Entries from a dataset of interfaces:
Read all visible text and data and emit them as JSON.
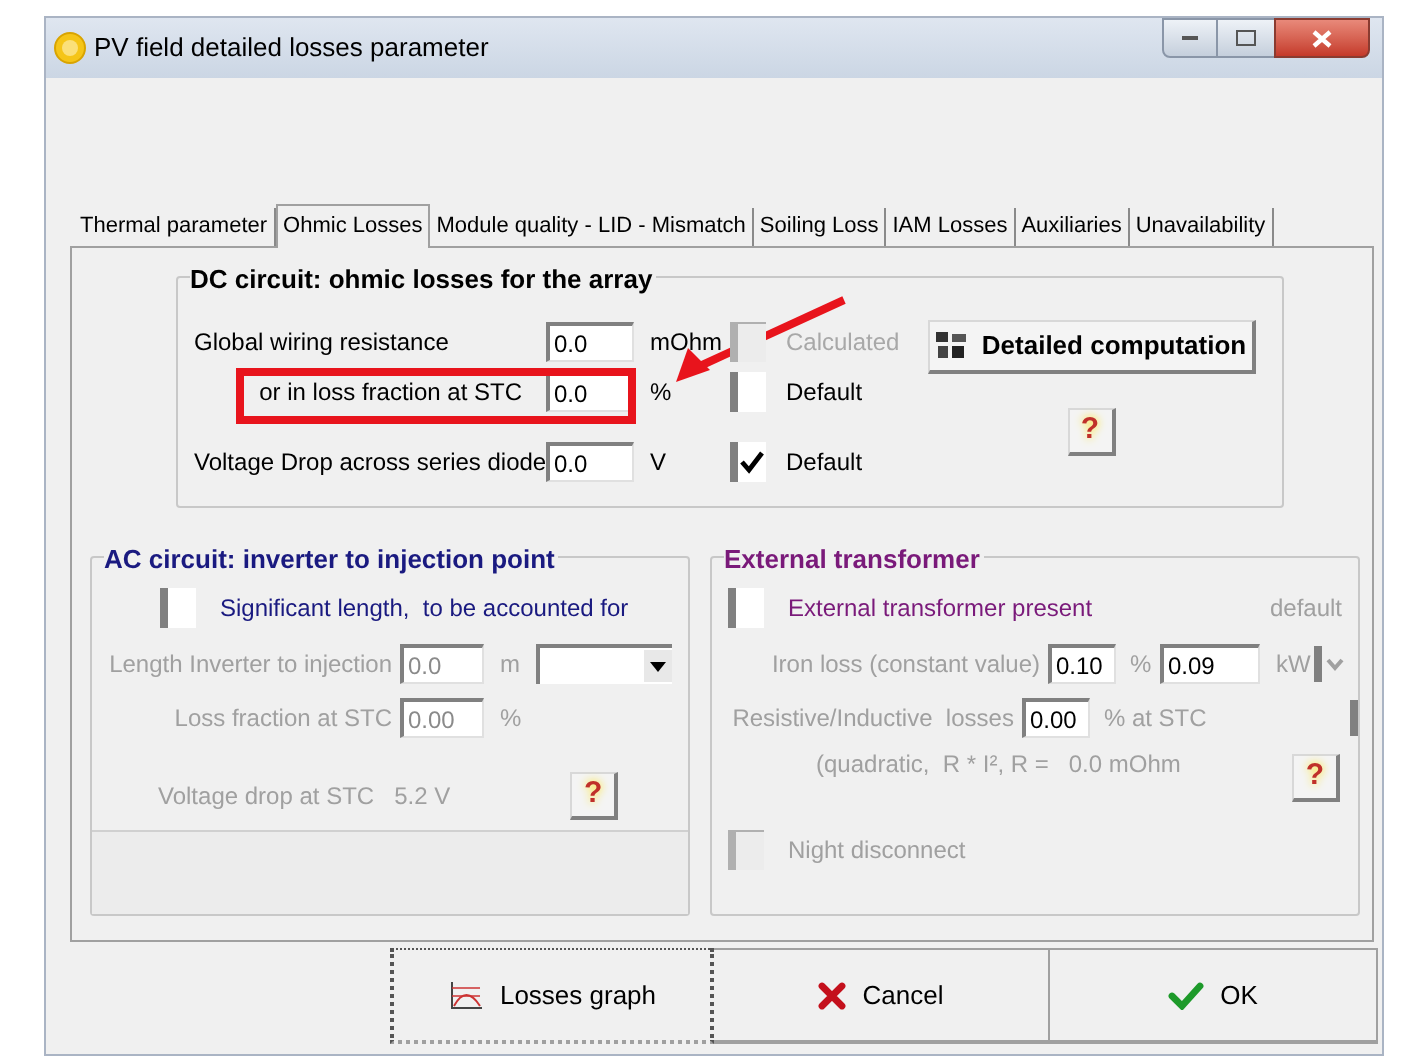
{
  "window": {
    "title": "PV field detailed losses parameter"
  },
  "tabs": [
    {
      "label": "Thermal parameter",
      "selected": false
    },
    {
      "label": "Ohmic Losses",
      "selected": true
    },
    {
      "label": "Module quality - LID - Mismatch",
      "selected": false
    },
    {
      "label": "Soiling Loss",
      "selected": false
    },
    {
      "label": "IAM Losses",
      "selected": false
    },
    {
      "label": "Auxiliaries",
      "selected": false
    },
    {
      "label": "Unavailability",
      "selected": false
    }
  ],
  "dc_circuit": {
    "title": "DC circuit: ohmic losses for the array",
    "rows": [
      {
        "label": "Global wiring resistance",
        "value": "0.0",
        "unit": "mOhm",
        "option": {
          "label": "Calculated",
          "checked": false,
          "disabled": true
        }
      },
      {
        "label": "or in loss fraction at STC",
        "value": "0.0",
        "unit": "%",
        "option": {
          "label": "Default",
          "checked": false,
          "disabled": false
        }
      },
      {
        "label": "Voltage Drop across series diode",
        "value": "0.0",
        "unit": "V",
        "option": {
          "label": "Default",
          "checked": true,
          "disabled": false
        }
      }
    ],
    "detail_button": "Detailed computation",
    "help": "?"
  },
  "ac_circuit": {
    "title": "AC circuit: inverter to injection point",
    "checkbox": {
      "label": "Significant length,  to be accounted for",
      "checked": false
    },
    "length": {
      "label": "Length Inverter to injection",
      "value": "0.0",
      "unit": "m",
      "disabled": true
    },
    "loss_fraction": {
      "label": "Loss fraction at STC",
      "value": "0.00",
      "unit": "%",
      "disabled": true
    },
    "voltage_drop": {
      "label": "Voltage drop at STC",
      "value": "5.2 V"
    },
    "help": "?"
  },
  "transformer": {
    "title": "External transformer",
    "checkbox": {
      "label": "External transformer present",
      "checked": false
    },
    "default_label": "default",
    "iron_loss": {
      "label": "Iron loss (constant value)",
      "value": "0.10",
      "unit": "%",
      "value_2": "0.09",
      "unit_2": "kW"
    },
    "resistive": {
      "label": "Resistive/Inductive  losses",
      "value": "0.00",
      "unit": "% at STC"
    },
    "formula": "(quadratic,  R * I², R =   0.0 mOhm",
    "help": "?",
    "night_disconnect": {
      "label": "Night disconnect",
      "checked": false
    }
  },
  "footer_buttons": [
    {
      "kind": "graph",
      "label": "Losses graph"
    },
    {
      "kind": "cancel",
      "label": "Cancel"
    },
    {
      "kind": "ok",
      "label": "OK"
    }
  ]
}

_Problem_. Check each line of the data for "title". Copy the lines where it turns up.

_Expected answer_.
    "title": "PV field detailed losses parameter"
    "title": "DC circuit: ohmic losses for the array",
    "title": "AC circuit: inverter to injection point",
    "title": "External transformer",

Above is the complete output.